console.log(0.1 + 0.2); // Outputs: 0.30000000000000004
This can cause issues when you're rounding numbers. The
Math.round() method, in particular, can give you some unexpected results. For instance,
Math.round(1.005 * 100) / 100 gives 1, not 1.01 as you might expect.
Rounding to Other Decimal Places
While rounding to two decimal places is probably the most common use-case, there may be instances where you need to round to a different number of decimal places. So how would you do that? The answer is quite simple, and involves a slight modification to our previous methods.
Let's say you want to round to three decimal places. With the
Math.round() method, you would multiply by 1000 (instead of 100) before rounding, and then divide by 1000 afterwards:
let num = 123.45678; let roundedNum = Math.round(num * 1000) / 1000; console.log(roundedNum); // Outputs: 123.457
To generalize this, you may have noticed that we would need to raise 10 to the "number of decimal places" power, i.e.:
let num = 123.45678; let numDecimals = 3; let decimalMover = Math.pow(10, numDecimals) let roundedNum = Math.round(num * decimalMover) / decimalMover; console.log(roundedNum); // Outputs: 123.457
Number.toFixed() method, you would simply pass 3 (instead of 2) as the argument:
let num = 123.45678; let roundedNum = Number(num.toFixed(3)); console.log(roundedNum); // Outputs: 123.457
The same logic can be applied to round to any number of decimal places.
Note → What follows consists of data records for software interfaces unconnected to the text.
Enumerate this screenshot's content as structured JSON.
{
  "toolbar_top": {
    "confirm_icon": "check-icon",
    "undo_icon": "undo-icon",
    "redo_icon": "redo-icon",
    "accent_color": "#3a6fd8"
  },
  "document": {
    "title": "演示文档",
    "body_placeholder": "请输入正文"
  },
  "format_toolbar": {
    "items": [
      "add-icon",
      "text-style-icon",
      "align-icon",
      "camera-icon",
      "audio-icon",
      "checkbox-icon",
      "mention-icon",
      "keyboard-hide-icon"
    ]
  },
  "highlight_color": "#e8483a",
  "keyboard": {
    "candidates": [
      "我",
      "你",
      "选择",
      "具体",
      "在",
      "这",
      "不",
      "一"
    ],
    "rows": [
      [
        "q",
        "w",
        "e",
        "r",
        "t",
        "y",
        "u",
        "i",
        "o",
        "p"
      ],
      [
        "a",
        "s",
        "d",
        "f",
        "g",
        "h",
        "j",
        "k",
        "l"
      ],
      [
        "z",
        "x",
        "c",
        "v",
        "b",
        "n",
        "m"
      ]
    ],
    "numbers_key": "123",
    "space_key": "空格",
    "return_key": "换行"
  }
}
Just replace 3 with your desired number of decimal places.
In this Byte we've explored how to round to two decimal places using
Number.toFixed(), and also how to adjust these methods to round to any number of decimal places. We've also touched on some precision issues that you might encounter and how to address them.
Whether you're working on a financial application that requires precise currency calculations, or a scientific program that needs to display results with a specific precision, understanding these rounding methods can be incredibly useful.